** DATA FOR REVIEW **

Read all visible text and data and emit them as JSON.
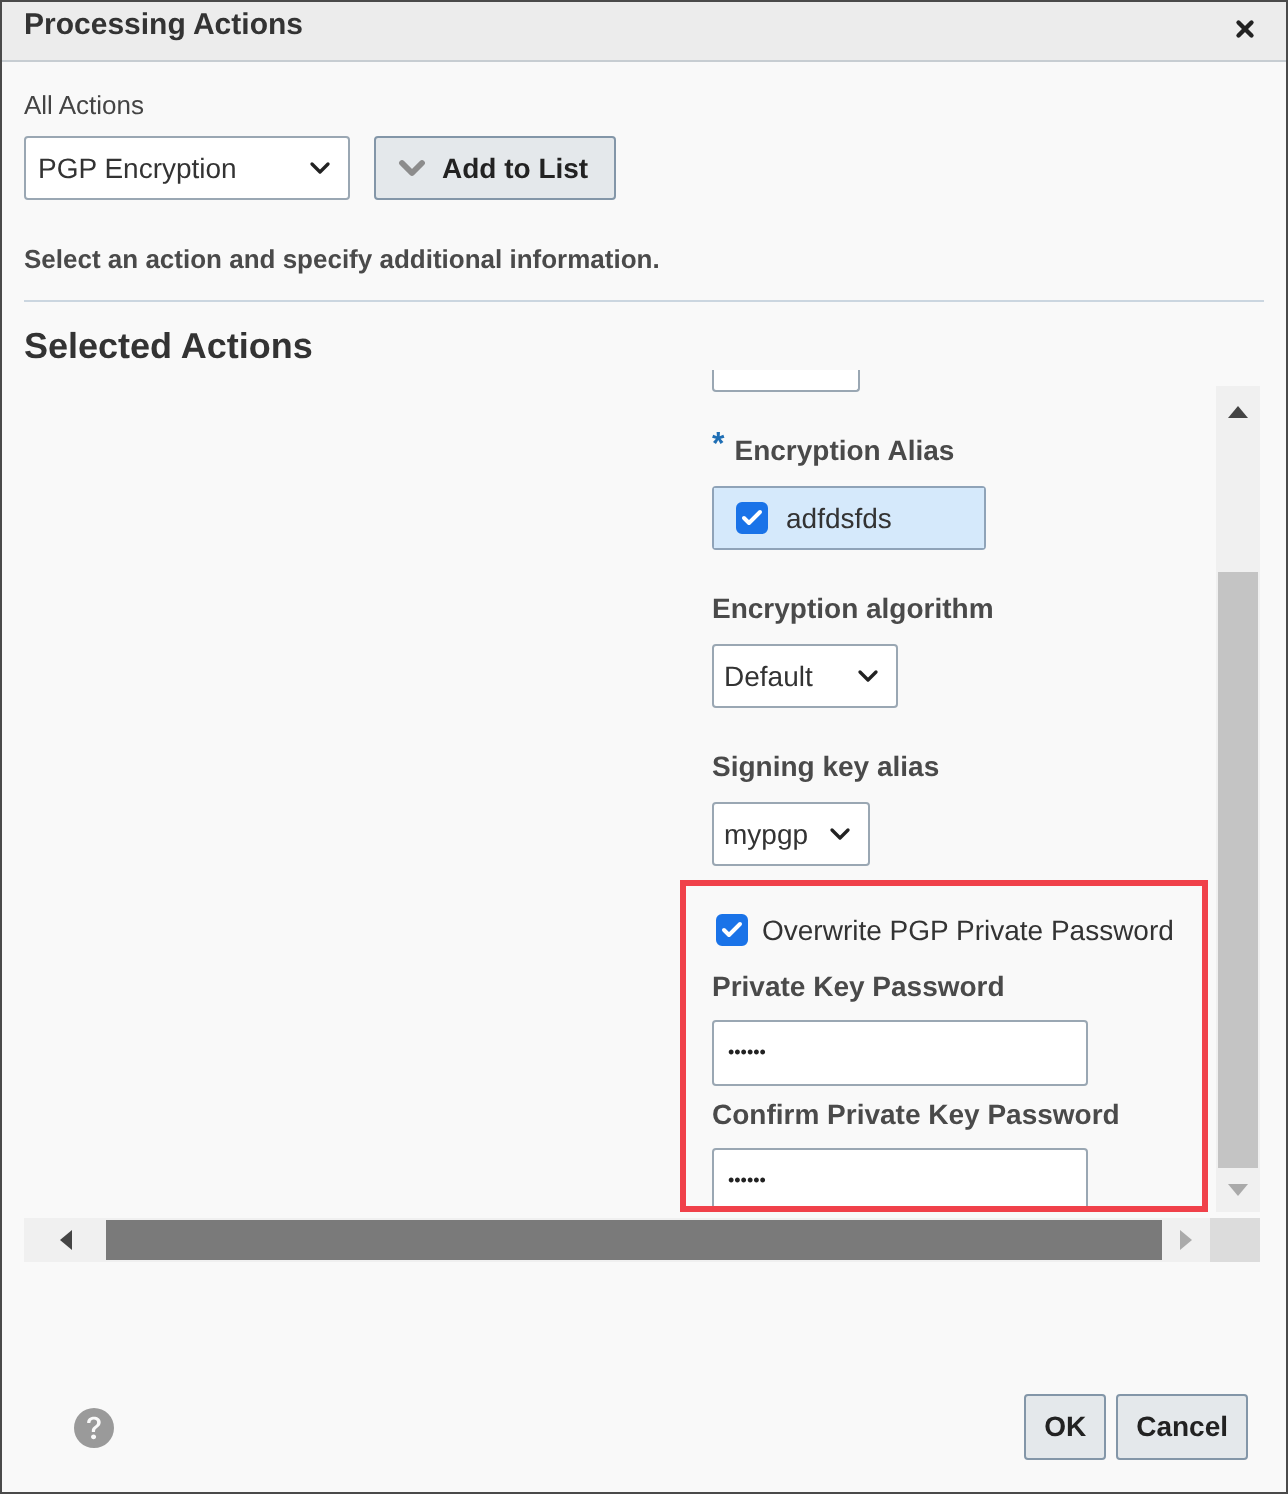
{
  "dialog": {
    "title": "Processing Actions"
  },
  "all_actions": {
    "label": "All Actions",
    "value": "PGP Encryption"
  },
  "add_button": {
    "label": "Add to List"
  },
  "instruction": "Select an action and specify additional information.",
  "selected_actions": {
    "heading": "Selected Actions",
    "fields": [
      {
        "kind": "input"
      },
      {
        "kind": "checklist",
        "label": "Encryption Alias",
        "required_mark": "*",
        "options": [
          {
            "label": "adfdsfds",
            "checked": true,
            "selected": true
          }
        ]
      },
      {
        "kind": "select",
        "label": "Encryption algorithm",
        "value": "Default"
      },
      {
        "kind": "select",
        "label": "Signing key alias",
        "value": "mypgp"
      }
    ],
    "password_section": {
      "highlighted": true,
      "overwrite": {
        "label": "Overwrite PGP Private Password",
        "checked": true
      },
      "fields": [
        {
          "label": "Private Key Password",
          "value": "••••••"
        },
        {
          "label": "Confirm Private Key Password",
          "value": "••••••"
        }
      ]
    }
  },
  "buttons": [
    {
      "label": "OK"
    },
    {
      "label": "Cancel"
    }
  ]
}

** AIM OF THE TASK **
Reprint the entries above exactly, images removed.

** YOUR RESPONSE **
Read all visible text and data and emit them as JSON.
{
  "dialog": {
    "title": "Processing Actions"
  },
  "all_actions": {
    "label": "All Actions",
    "value": "PGP Encryption"
  },
  "add_button": {
    "label": "Add to List"
  },
  "instruction": "Select an action and specify additional information.",
  "selected_actions": {
    "heading": "Selected Actions",
    "fields": [
      {
        "kind": "input"
      },
      {
        "kind": "checklist",
        "label": "Encryption Alias",
        "required_mark": "*",
        "options": [
          {
            "label": "adfdsfds",
            "checked": true,
            "selected": true
          }
        ]
      },
      {
        "kind": "select",
        "label": "Encryption algorithm",
        "value": "Default"
      },
      {
        "kind": "select",
        "label": "Signing key alias",
        "value": "mypgp"
      }
    ],
    "password_section": {
      "highlighted": true,
      "overwrite": {
        "label": "Overwrite PGP Private Password",
        "checked": true
      },
      "fields": [
        {
          "label": "Private Key Password",
          "value": "••••••"
        },
        {
          "label": "Confirm Private Key Password",
          "value": "••••••"
        }
      ]
    }
  },
  "buttons": [
    {
      "label": "OK"
    },
    {
      "label": "Cancel"
    }
  ]
}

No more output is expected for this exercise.